Dataset records
⁂

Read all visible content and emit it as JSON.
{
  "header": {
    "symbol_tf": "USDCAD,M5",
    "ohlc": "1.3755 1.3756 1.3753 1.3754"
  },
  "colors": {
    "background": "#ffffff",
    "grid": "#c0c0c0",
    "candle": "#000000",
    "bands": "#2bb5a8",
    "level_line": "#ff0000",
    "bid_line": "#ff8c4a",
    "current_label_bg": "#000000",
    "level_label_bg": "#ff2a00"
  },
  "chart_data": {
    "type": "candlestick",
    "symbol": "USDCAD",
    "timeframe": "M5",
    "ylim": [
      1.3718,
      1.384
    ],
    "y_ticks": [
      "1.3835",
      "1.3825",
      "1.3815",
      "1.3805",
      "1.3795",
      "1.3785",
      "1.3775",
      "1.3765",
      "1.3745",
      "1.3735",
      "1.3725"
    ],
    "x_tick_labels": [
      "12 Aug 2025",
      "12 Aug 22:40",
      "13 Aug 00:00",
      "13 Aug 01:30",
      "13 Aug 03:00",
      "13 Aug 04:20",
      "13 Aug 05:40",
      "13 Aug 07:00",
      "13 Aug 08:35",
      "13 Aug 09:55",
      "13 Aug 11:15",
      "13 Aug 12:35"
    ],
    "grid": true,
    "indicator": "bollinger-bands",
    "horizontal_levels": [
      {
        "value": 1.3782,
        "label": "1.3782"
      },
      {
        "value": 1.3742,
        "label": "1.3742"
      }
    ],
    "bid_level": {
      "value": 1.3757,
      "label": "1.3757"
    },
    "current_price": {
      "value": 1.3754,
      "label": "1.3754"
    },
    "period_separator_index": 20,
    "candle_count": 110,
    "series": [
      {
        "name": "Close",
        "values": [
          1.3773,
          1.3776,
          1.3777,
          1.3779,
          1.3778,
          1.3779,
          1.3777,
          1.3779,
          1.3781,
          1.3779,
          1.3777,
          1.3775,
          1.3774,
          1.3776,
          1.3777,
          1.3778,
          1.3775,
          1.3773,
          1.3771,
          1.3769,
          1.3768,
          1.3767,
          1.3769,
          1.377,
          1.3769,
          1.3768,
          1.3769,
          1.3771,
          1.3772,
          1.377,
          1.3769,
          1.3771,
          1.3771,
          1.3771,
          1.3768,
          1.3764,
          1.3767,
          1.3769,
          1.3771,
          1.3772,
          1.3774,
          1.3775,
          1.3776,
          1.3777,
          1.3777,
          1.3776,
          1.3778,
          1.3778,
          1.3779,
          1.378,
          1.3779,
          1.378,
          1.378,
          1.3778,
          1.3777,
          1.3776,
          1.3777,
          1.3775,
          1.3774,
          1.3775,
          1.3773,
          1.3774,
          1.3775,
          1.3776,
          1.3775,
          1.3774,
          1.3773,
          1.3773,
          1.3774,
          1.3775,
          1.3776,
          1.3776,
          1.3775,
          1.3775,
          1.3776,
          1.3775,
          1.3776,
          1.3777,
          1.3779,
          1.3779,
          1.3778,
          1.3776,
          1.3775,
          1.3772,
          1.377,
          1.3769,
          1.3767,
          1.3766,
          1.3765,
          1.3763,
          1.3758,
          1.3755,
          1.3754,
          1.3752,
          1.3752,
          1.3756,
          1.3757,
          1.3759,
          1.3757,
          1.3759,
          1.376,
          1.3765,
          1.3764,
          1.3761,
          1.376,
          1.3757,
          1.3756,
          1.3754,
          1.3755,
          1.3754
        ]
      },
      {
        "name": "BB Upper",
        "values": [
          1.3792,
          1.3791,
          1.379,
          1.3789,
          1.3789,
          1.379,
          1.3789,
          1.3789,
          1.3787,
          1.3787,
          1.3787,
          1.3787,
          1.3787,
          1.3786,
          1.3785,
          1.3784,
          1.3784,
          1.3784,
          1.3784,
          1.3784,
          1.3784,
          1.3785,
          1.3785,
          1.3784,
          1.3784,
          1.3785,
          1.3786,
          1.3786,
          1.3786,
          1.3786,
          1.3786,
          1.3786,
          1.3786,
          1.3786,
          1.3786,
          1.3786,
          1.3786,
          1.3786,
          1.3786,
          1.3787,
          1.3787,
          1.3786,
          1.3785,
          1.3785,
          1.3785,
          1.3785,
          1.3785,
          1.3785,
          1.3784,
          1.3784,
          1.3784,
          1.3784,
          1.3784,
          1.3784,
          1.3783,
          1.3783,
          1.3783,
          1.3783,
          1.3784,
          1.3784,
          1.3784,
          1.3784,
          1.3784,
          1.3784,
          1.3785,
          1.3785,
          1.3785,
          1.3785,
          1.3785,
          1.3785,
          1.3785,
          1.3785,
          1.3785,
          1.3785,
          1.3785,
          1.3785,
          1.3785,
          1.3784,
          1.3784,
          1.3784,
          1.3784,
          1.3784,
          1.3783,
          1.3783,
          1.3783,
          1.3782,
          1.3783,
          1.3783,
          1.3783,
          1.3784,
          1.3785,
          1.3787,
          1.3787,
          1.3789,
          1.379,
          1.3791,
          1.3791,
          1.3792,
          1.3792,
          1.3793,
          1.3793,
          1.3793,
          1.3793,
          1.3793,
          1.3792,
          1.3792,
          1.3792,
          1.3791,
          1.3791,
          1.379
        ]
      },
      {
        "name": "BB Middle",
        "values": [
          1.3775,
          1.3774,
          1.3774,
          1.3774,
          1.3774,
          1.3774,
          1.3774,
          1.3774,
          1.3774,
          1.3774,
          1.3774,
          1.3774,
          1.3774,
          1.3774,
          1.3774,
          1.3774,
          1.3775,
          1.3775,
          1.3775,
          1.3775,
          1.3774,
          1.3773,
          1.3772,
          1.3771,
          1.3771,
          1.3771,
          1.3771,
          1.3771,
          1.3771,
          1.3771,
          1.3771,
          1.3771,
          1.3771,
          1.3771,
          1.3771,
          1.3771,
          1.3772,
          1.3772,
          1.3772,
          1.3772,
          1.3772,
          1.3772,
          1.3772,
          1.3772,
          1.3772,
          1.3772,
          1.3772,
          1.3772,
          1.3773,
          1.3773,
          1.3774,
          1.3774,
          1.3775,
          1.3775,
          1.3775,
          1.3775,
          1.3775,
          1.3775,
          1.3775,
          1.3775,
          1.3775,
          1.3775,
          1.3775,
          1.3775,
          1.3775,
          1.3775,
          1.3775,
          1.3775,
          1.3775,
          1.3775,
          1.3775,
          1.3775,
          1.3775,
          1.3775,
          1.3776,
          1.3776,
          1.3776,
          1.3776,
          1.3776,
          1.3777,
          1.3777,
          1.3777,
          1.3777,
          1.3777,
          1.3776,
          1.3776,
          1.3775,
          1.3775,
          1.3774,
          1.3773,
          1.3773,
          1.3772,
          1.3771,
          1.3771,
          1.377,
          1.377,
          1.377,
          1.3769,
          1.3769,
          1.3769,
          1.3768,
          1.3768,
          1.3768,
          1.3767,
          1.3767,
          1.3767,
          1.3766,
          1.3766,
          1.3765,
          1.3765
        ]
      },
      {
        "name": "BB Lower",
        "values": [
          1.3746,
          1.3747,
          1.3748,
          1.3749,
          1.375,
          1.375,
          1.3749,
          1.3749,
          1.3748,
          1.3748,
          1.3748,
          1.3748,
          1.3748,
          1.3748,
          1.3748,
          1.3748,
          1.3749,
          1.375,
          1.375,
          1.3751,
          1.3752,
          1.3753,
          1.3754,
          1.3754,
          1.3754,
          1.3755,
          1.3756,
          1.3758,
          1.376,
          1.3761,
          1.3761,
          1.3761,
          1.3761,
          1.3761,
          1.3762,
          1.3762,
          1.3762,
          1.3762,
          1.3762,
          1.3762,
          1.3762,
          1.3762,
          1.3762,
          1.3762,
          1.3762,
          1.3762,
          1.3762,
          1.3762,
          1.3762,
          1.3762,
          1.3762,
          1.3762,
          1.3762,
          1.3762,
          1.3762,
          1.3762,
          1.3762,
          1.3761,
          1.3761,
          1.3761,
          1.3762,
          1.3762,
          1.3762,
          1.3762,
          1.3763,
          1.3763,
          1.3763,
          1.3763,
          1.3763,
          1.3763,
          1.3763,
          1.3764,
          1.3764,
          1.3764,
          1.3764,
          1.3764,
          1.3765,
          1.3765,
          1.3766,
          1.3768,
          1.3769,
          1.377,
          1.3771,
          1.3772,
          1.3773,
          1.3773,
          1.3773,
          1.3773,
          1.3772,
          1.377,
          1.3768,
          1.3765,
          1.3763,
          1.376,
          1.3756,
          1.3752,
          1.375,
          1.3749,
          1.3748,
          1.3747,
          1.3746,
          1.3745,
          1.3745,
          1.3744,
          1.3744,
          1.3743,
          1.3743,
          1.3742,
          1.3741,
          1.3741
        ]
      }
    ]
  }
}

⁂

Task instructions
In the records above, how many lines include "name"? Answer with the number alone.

Completed task
4